Contact Information

Rationale for Another Teaching Skills Manual
Structure of the Toolbox
A Brief Review of Relevant Educational Theory
Teaching Ethics in a Clinical Setting: Finding
  Teachable Moments

 Preview of Toolbox Features Yet to Come

Core Teaching Skills
Overview of Skill-Based Teaching
Goal Setting
Giving Feedback
Using the Group
Addressing Emotion
Common Teaching Challenges
  (& Tips for Recovering from Them)

Unique Teaching Issues with Special Topics
DNR Orders
Medical Errors

Resources for Teaching
Annotated Bibliography
Domains for Small Group Teaching



Preview of Toolbox Features Yet to Come

These first few Core Skills and Special Topics Modules will get you started. Many more tools will be added to the Toolbox as we move forward. In Core Skills, we will address skills beyond the basics that will help you refine your teaching as you move forward in your own development. The Special Topics Modules will grow overtime as we, and colleagues, capture the specific teaching approaches that are helpful and unique to new ethics and communication content. Future Special Topics include: Informed Decision Making, Transitions to Palliative Care, Family Conferences. We welcome your suggestions as we move into these new areas.

We are all life long learners and the practice of teaching is one that evolves over time. Our hope is that these materials promote reflection and inspire practice changes that you will find useful in your own work.


Kaufman DM. Applying educational theory in practice. BMJ. 2003 Jan 25; 326:213-6.
Short review article describing three educational theories and applying them to clinical teaching.

Phy MP, Offord KP, Manning DM, Bundrick JB, Huddleston JM. Increased faculty presence on inpatient teaching services. Mayo Clin Proc. 2004 Mar;79(3):332-6.
To increase the opportunities for teachable moments for ethics, faculty - including nonclinical ethics faculty - can spend more time on inpatient services with the team. Contrary to some concerns expressed, increased faculty presence is associated with higher resident satisfaction and a more favorable learning experience.

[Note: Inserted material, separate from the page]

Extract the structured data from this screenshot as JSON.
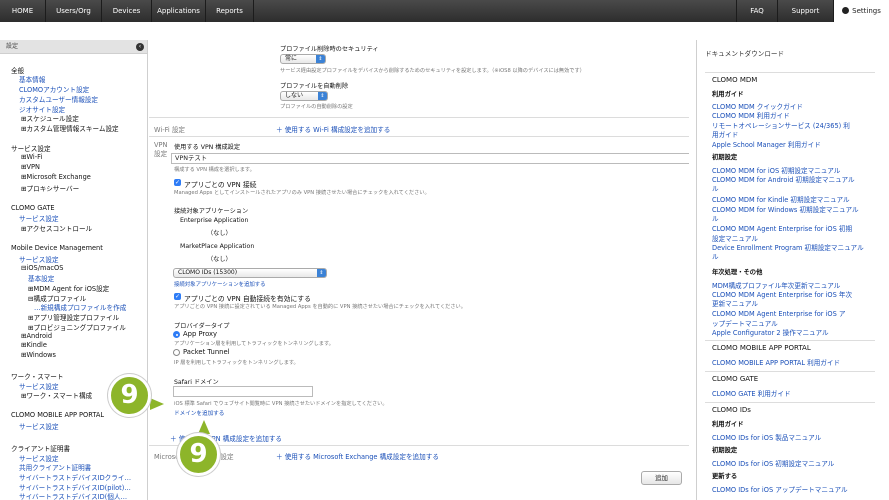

Rosenbaum JR, Bradley EH, Holmboe ES, Farrell MH, Krumholz HM. Sources of ethical conflict in medical housestaff training: a qualitative study. Am J Med. 2004;116(6):402-7.
This study identified five categories of ethical conflict, most having important communication aspects: concern over telling the truth, respecting patients’ wishes, preventing harm, managing the limits of one’s competence, and addressing performance of others that is perceived to be inappropriate. Conflicts occurred between residents and attending physicians, patients or families, and other residents.